Consider how digital content is accessed. Audiences are not limited to reading materials in print or on a computer. In fact, most news is accessed today via smartphone or tablet, and for some, these tools are a primary means of accessing the internet. Mobile devices help alleviate the burden of having no internet access, residing in a location with an unstable connection, or not owning a computer. This makes mobile platform accessibility a critical consideration for the equitable transfer of knowledge. Additional resources for ensuring mobile accessibility and understanding its importance can be found at

Use plain language. Plain language refers to clear, concise, well-organized writing that follows best practices appropriate to topic area and intended audience. Technical language about a particular topic is sometimes necessary but avoiding overly technical terminology and jargon helps eliminate confusion and possible misinterpretation. To make sure you are using plain language, ask yourself:

  • Am I using passive rather than active voice?
  • Can I simplify my statements further?
  • Did I use acronyms or jargon?

If yes, there is room to make changes to improve your use of plain language.

Choose the right platform. If you’re holding a web-based meeting or event, such as a teleconference or webinar, be intentional about the technology you use. When a platform feels cumbersome or confusing, it may dissuade people from fully participating. When choosing your platform, consider options for engagement and accessibility.

Think about the engagement options the platform provides, such as polling, video, whiteboards, and other tools. While there are a multitude of options available, not every tool is appropriate for every type of engagement. Review these offerings in the context of your audience’s general skill set and the goals of your event. Ask yourself: 

  • Will these tools increase participant engagement?
  • Will they feel challenging to new users?
  • Will they be easy to use or feel clunky? 

For example, virtual whiteboarding that requires lots of audience participation may be great in some spaces, but cumbersome and stress-inducing in others. Know your audience and allow their needs to dictate the platform, pace, and structure of your meeting.
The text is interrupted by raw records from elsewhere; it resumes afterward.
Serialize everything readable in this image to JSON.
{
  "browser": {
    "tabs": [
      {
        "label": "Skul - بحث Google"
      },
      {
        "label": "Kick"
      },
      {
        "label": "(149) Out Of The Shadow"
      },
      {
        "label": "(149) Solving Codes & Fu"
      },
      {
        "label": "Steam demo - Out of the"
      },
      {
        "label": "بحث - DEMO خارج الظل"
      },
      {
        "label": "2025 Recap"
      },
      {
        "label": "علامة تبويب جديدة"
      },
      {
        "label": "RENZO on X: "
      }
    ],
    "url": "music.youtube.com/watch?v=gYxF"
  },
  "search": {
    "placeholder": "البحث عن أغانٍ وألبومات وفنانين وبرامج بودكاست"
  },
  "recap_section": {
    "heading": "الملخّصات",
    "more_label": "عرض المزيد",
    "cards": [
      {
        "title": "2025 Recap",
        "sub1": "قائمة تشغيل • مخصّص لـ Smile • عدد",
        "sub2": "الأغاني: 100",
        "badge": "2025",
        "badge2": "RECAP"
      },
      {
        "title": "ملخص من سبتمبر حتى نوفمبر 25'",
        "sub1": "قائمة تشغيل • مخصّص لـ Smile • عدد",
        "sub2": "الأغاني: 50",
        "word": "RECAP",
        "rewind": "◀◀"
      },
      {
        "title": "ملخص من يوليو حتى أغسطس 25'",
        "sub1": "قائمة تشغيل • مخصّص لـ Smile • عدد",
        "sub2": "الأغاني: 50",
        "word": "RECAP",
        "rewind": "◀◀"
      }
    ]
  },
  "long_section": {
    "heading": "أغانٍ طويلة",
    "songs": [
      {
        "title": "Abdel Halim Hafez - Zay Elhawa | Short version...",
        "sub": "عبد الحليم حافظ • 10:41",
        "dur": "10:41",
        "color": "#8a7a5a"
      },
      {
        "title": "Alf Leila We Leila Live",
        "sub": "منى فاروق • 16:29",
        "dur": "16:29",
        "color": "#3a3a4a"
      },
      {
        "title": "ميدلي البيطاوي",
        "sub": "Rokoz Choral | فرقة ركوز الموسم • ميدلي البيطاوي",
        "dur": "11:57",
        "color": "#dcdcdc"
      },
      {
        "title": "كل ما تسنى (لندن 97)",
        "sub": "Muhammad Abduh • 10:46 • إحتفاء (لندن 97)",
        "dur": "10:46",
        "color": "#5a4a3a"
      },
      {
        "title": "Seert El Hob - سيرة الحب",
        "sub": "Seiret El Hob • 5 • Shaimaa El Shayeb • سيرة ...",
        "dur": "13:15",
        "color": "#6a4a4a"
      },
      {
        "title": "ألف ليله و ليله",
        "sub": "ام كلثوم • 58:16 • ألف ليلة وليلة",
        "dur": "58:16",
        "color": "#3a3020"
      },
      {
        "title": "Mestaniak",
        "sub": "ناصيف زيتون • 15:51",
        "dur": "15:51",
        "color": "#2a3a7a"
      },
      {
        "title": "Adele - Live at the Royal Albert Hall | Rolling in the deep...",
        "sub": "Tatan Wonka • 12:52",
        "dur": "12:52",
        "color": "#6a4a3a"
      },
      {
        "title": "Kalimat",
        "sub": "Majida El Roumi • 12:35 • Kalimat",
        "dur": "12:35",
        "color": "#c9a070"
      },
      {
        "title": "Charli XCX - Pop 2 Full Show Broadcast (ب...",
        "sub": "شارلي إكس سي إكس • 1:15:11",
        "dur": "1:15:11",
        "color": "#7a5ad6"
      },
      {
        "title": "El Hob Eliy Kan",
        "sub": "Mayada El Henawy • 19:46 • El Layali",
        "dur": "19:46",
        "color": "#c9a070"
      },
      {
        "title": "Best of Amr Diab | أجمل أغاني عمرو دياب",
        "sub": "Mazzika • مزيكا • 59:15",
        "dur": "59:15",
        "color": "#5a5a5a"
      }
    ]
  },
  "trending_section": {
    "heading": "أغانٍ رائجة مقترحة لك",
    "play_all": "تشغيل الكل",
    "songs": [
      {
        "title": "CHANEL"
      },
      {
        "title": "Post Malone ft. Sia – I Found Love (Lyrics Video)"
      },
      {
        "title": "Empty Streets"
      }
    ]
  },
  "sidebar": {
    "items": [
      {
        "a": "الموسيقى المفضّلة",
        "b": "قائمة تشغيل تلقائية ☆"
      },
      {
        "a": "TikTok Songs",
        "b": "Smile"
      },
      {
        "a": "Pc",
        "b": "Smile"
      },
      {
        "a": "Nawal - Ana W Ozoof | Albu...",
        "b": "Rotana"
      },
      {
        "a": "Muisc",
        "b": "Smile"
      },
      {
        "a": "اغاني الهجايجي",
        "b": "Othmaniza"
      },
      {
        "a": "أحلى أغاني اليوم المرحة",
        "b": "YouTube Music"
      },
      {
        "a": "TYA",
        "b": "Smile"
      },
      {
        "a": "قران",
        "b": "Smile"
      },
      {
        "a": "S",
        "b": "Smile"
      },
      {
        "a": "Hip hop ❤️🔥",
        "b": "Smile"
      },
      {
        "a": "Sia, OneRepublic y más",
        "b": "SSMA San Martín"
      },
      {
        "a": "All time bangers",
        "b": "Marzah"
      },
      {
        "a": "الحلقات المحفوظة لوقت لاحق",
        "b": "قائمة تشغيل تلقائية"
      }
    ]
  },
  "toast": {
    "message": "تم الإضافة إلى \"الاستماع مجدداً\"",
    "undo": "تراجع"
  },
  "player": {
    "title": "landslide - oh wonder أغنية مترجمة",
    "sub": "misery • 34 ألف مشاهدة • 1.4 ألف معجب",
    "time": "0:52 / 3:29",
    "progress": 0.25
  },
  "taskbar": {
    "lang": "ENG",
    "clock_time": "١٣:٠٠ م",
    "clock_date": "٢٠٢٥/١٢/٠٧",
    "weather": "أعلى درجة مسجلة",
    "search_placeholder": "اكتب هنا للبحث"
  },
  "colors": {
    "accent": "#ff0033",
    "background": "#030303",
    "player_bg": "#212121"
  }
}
To ensure meetings are accessible for all participants, make sure that the platform you choose offers transcription and closed captioning. This ensures that users who have a hearing impairment, are working in loud environment, or are non-native speakers of the language can fully participate. Having technical support on standby is also ideal to assist with technology issues such as connectivity problems, loss of visual, and loss of sound. Recording helps ensure accessibility through allowing individuals who were not able to participate or attend the live engagement to watch what they missed later.

A final word on language. Equity in virtual environments goes beyond providing the right tools; it is also about ensuring that users feel comfortable and included. Language is critical in meeting this need. In all digital engagements, with all types of audiences, use inclusive language. If your audience feels excluded or stigmatized by the language you use, your message will be lost. Some common phrases and terms carry historical biases. Using inclusive language builds trust and encourages engagement. While best practices are always to use the terminology preferred by the community you are speaking about, our team has identified the following terms to help you get started.
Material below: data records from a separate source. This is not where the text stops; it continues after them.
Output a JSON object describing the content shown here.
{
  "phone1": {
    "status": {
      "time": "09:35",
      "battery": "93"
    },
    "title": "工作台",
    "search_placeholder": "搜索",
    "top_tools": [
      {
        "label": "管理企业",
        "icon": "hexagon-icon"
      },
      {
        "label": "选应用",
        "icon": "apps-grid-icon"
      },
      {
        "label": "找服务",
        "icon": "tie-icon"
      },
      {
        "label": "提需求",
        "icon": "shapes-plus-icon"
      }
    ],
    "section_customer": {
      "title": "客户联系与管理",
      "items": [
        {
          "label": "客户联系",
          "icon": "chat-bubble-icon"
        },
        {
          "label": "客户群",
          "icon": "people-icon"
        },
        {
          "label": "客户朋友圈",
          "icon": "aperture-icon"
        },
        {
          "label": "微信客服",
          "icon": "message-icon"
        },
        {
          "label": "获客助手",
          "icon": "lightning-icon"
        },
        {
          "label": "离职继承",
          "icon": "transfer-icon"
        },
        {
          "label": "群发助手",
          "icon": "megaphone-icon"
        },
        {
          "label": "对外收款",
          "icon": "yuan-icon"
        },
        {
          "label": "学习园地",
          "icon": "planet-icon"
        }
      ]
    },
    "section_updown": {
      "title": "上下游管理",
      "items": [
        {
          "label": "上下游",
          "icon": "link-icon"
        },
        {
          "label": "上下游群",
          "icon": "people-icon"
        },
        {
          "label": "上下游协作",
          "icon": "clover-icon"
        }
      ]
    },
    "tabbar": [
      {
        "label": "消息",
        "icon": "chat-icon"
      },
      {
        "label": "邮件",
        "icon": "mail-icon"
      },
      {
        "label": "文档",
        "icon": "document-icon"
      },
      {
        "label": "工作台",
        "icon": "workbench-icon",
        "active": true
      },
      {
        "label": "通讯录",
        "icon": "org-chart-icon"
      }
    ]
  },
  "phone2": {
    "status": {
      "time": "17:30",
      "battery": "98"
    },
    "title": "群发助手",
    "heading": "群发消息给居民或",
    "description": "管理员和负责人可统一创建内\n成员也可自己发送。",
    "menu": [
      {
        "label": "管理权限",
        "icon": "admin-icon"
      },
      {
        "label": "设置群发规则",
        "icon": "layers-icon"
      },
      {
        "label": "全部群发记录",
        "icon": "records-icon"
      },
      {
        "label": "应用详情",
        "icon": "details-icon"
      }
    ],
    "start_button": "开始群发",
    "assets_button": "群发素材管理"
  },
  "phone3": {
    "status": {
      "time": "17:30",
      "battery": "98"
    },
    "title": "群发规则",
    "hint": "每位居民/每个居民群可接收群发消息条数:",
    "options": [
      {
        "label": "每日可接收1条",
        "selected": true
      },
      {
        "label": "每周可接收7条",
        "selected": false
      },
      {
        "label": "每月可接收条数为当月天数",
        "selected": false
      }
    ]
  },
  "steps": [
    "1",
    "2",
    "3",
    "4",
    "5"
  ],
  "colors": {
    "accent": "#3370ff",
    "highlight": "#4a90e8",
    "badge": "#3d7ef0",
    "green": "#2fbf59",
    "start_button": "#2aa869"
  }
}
  1. Instead of minorities, say racial and ethnic minority groups (or political; linguistic; sexual, etc., minority groups). The blanketed use of “minority” does not acknowledge the experience of specific populations.
  2. Instead of stakeholders, try population of focus, allies, collaborators, or partners. The word “stakeholder” is rooted in colonization and can have a violent connotation for Native American/American Indian populations.
  3. Rather than differently abled or handicapped, consider people with disabilities. This helps eliminate stigmatized connotations about the community (note: while "people with disabilities" is best practice, language is dependent on the individual and their preference). 
  4. Instead of homosexual or gay community, use LGBTQ or LGBTQIA+, which showcase the diversity of individuals within the community. 
  5. Rather than poverty-strickenthe poor, or low-income people, say people with low incomes; households below the federal poverty level. It is dehumanizing to define a person or group by their condition or circumstance. 
  6. Instead of alien or illegal immigrant, say undocumented immigrants or foreign-born person. People are not illegal; these terms can scapegoat individual immigrants for much larger, systemic problems. 
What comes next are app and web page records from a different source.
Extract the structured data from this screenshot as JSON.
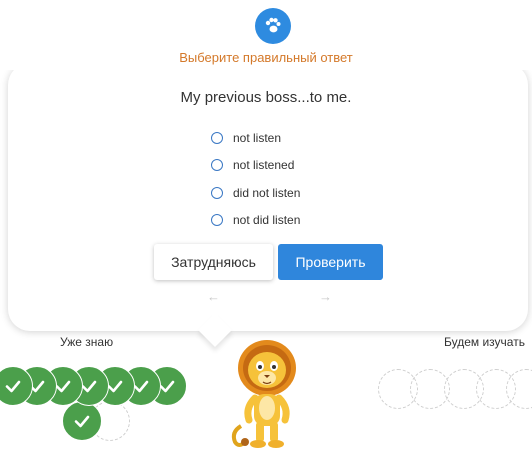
{
  "header": {
    "icon": "paw-icon",
    "instruction": "Выберите правильный ответ"
  },
  "quiz": {
    "question": "My previous boss...to me.",
    "options": [
      {
        "label": "not listen",
        "selected": false
      },
      {
        "label": "not listened",
        "selected": false
      },
      {
        "label": "did not listen",
        "selected": false
      },
      {
        "label": "not did listen",
        "selected": false
      }
    ],
    "buttons": {
      "hard": "Затрудняюсь",
      "check": "Проверить"
    },
    "nav": {
      "prev": "←",
      "next": "→"
    }
  },
  "progress": {
    "known_label": "Уже знаю",
    "study_label": "Будем изучать",
    "known_count": 7,
    "study_count": 5
  },
  "colors": {
    "accent": "#2f86dc",
    "instruction": "#d4792a",
    "known": "#4b9f4b"
  }
}
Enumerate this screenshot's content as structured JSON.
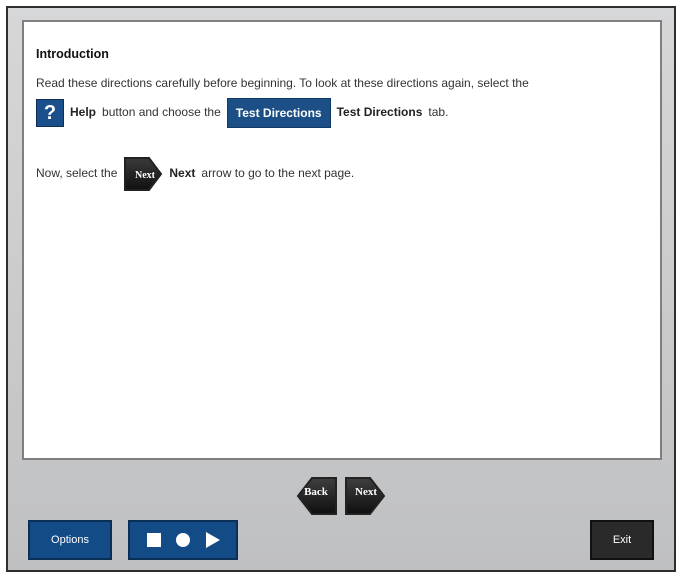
{
  "content": {
    "title": "Introduction",
    "line1": "Read these directions carefully before beginning. To look at these directions again, select the",
    "line2": {
      "help_glyph": "?",
      "help_label": "Help",
      "middle_text": "button and choose the",
      "tab_button_label": "Test Directions",
      "tab_text_label": "Test Directions",
      "end_text": "tab."
    },
    "line3": {
      "start_text": "Now, select the",
      "next_icon_text": "Next",
      "next_label": "Next",
      "end_text": "arrow to go to the next page."
    }
  },
  "nav": {
    "back_label": "Back",
    "next_label": "Next"
  },
  "bottom": {
    "options_label": "Options",
    "media": {
      "stop_icon": "stop-icon",
      "record_icon": "record-icon",
      "play_icon": "play-icon"
    },
    "exit_label": "Exit"
  },
  "colors": {
    "button_blue": "#124b86",
    "dark_button": "#2a2a2a",
    "panel_border": "#2f2f2f",
    "content_border": "#7f7f7f"
  }
}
Taking steps to ensure digital equity requires those creating virtual engagements and online resources to be intentional about their choices. In all domains this includes designing accessibly, ensuring mobile compatibility, and using plain and inclusive language. For virtual engagements, this also means choosing the best platform for your audience and ensuring accessibility for all participants through the use of recording, transcription, and closed captioning. Below are two next steps you can take to advance health equity through digital equity.

Be reflective. Ask yourself if you have incorporated these tips for digital equity the next time you create a resource or schedule a virtual event. 

Share your knowledge. Expand digital equity through sharing promising practices for accessibility and with others, especially those working in the health equity space. For more information, see the Partners for Advancing Health Equity’s Guide to Digital Equity.

Artifact Type
Reference Type
P4HE Authored
Topic Area